Work request: In how many lines of the data does the word "intelligence" appear? Give the number by itself.

(Saved entries)
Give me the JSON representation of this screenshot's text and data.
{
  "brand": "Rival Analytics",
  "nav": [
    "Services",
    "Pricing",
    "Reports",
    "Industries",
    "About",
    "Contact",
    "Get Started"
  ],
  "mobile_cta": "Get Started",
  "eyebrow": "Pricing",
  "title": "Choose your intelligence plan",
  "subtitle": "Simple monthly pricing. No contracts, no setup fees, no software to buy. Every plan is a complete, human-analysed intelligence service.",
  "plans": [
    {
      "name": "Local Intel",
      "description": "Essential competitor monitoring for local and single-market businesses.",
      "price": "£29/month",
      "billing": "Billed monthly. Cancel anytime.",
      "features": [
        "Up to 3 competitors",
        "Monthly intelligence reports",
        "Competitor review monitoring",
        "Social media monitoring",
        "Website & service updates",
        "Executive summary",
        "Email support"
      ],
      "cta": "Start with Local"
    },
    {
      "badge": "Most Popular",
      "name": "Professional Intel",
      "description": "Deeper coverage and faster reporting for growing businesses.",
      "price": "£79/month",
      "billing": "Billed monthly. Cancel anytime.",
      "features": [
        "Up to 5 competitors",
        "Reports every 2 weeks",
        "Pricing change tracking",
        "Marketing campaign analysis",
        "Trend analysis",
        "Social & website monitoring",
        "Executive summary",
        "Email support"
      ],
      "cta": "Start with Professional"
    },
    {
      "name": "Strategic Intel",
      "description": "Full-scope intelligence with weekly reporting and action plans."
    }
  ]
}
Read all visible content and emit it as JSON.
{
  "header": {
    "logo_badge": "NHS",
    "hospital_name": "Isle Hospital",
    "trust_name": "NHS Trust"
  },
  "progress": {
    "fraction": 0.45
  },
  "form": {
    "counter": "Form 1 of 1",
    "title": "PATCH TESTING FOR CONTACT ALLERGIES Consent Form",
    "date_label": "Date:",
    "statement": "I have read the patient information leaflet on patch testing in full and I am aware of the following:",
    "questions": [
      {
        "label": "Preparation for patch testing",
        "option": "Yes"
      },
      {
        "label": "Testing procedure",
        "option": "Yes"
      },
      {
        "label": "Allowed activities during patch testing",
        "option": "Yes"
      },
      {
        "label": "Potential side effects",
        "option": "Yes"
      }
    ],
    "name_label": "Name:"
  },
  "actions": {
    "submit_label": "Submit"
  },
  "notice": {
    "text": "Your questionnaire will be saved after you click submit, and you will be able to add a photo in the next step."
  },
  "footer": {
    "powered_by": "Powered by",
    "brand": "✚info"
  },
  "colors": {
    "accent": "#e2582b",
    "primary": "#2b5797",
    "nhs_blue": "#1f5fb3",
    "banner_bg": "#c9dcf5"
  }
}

Response box: 4